What remained of the practice of their faith was performing the rituals at the right time, and assuming that as long as they were in place, God would be satisfied. It didn’t matter that their hearts were not in it, and they were looking elsewhere for satisfaction.
“When they come with their flocks and herds to offer sacrifices to the Lord, they will not find Him, because He has withdrawn from them.” Hosea 5:6
My Bible study notes at this point turned the finger to ask questions about church involvement. Was I turning up at the right time, singing the hymns, saying “Amen” in the right places and putting money into the offering tray and assuming God was satisfied? Was I satisfied in God or looking elsewhere?
Hosea made it clear that the priests were responsible for the downward slide of the nation. Through their off-hand and casual attitude towards God, they had spread an unspoken but powerful message to rest of the nation that it really didn’t matter how you treated God. God would always be there to step in and rescue you in the end. The message of holiness was ignored. The nation was limping from famine to drought and never considered that God had any part of it.

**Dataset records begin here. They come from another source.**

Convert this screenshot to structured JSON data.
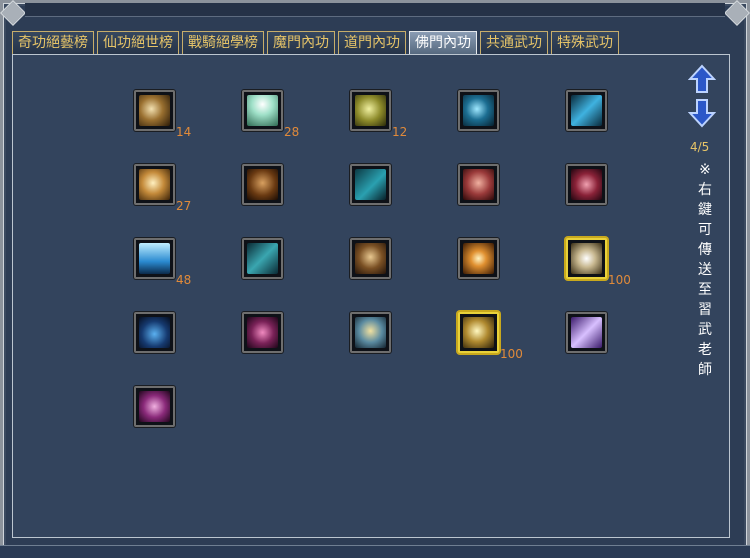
{
  "tabs": [
    {
      "label": "奇功絕藝榜",
      "active": false
    },
    {
      "label": "仙功絕世榜",
      "active": false
    },
    {
      "label": "戰騎絕學榜",
      "active": false
    },
    {
      "label": "魔門內功",
      "active": false
    },
    {
      "label": "道門內功",
      "active": false
    },
    {
      "label": "佛門內功",
      "active": true
    },
    {
      "label": "共通武功",
      "active": false
    },
    {
      "label": "特殊武功",
      "active": false
    }
  ],
  "page_indicator": "4/5",
  "hint": "※右鍵可傳送至習武老師",
  "skills": [
    {
      "icon": "skill-palm-icon",
      "count": "14"
    },
    {
      "icon": "skill-radiance-icon",
      "count": "28"
    },
    {
      "icon": "skill-golden-swirl-icon",
      "count": "12"
    },
    {
      "icon": "skill-blue-orb-icon",
      "count": ""
    },
    {
      "icon": "skill-blue-blade-icon",
      "count": ""
    },
    {
      "icon": "skill-golden-burst-icon",
      "count": "27"
    },
    {
      "icon": "skill-figure-icon",
      "count": ""
    },
    {
      "icon": "skill-teal-wave-icon",
      "count": ""
    },
    {
      "icon": "skill-red-warrior-icon",
      "count": ""
    },
    {
      "icon": "skill-crimson-spiral-icon",
      "count": ""
    },
    {
      "icon": "skill-ice-pillars-icon",
      "count": "48"
    },
    {
      "icon": "skill-crossed-blades-icon",
      "count": ""
    },
    {
      "icon": "skill-bronze-fist-icon",
      "count": ""
    },
    {
      "icon": "skill-sunburst-icon",
      "count": ""
    },
    {
      "icon": "skill-white-swirl-icon",
      "count": "100",
      "selected": true
    },
    {
      "icon": "skill-meditation-icon",
      "count": ""
    },
    {
      "icon": "skill-magenta-figure-icon",
      "count": ""
    },
    {
      "icon": "skill-golden-kick-icon",
      "count": ""
    },
    {
      "icon": "skill-golden-strike-icon",
      "count": "100",
      "selected": true
    },
    {
      "icon": "skill-violet-flash-icon",
      "count": ""
    },
    {
      "icon": "skill-purple-aura-icon",
      "count": ""
    }
  ]
}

The behaviour of the priests didn’t just speak to the nation of Israel, but to the surrounding nations. Way back when they walked around Jericho and witnessed the walls tumbling, the message then was that God was someone to be reckoned with, someone to fear. The tribes of Canaan knew they didn’t stand a chance and one of them, the Gibeonites, went so far as to concoct an elaborate scheme to make sure they were not annihilated.
During Hosea’s time the surrounding nations did not see God in the same way. Israel was not any different from any other nation, and their “god” was not any different from a hundred other “gods” either.
The story that we tell through the words we speak and the lives we live matters. It is little wonder that the secular world sees nothing that demands respect in many Christian churches, or in the lives of people who claim to be Christians. We have settled for something less than holiness and surrendered that which draws people through us to God.
Tonight I am going to a poetry club held at the Sunset Café in Inverness. I went to observe rather than participate. This time I am diving in. I worked out a way to download a number of poems onto my Kindle. I thought about the nature of the group, the kind of poems they shared that evening and trawled through my poems to select the secular ones. They were not there, I reasoned, to be preached at, but to enjoy good poetry.
I thought about my selection this morning as I was sitting with God. I thought of the priests telling the less-than-truthful story to the nation. I don’t really write poems that preach at people. How could I communicate to them the joy that God inspires in me if I avoid those poems that express that joy? If I just stick to my secular poems, which are not inoffensive by any means, where does it say that God has any place at all in my life?
So I am re-thinking the story that I want to share through my poems tonight.
Moreover, I am rethinking the whole message my life speaks and what is says about God.